#### Exercise
Using the listing below, keep only the lines with the word "label" and copy them.

#### Material for the task
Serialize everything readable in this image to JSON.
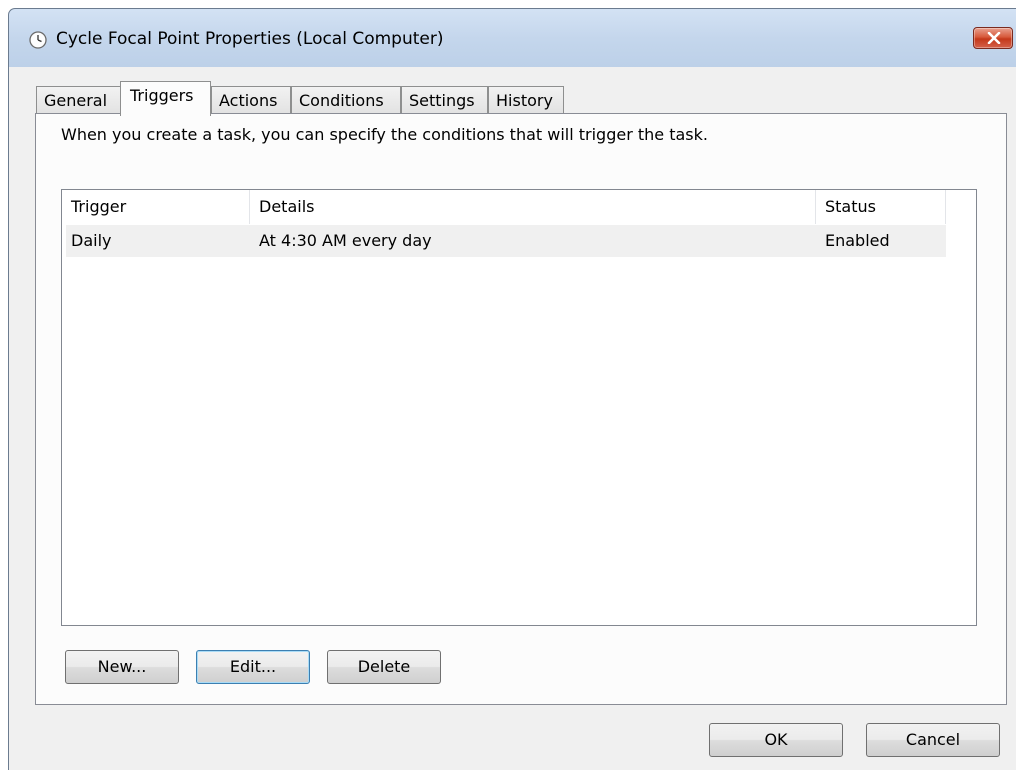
{
  "window": {
    "title": "Cycle Focal Point Properties (Local Computer)",
    "title_icon": "clock-icon",
    "close_icon": "close-icon"
  },
  "tabs": [
    {
      "label": "General",
      "active": false
    },
    {
      "label": "Triggers",
      "active": true
    },
    {
      "label": "Actions",
      "active": false
    },
    {
      "label": "Conditions",
      "active": false
    },
    {
      "label": "Settings",
      "active": false
    },
    {
      "label": "History",
      "active": false
    }
  ],
  "triggers_panel": {
    "description": "When you create a task, you can specify the conditions that will trigger the task.",
    "columns": [
      "Trigger",
      "Details",
      "Status"
    ],
    "rows": [
      {
        "trigger": "Daily",
        "details": "At 4:30 AM every day",
        "status": "Enabled"
      }
    ],
    "buttons": {
      "new": "New...",
      "edit": "Edit...",
      "delete": "Delete"
    }
  },
  "footer": {
    "ok": "OK",
    "cancel": "Cancel"
  }
}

#### Your solution
      "label": "General",
      "label": "Triggers",
      "label": "Actions",
      "label": "Conditions",
      "label": "Settings",
      "label": "History",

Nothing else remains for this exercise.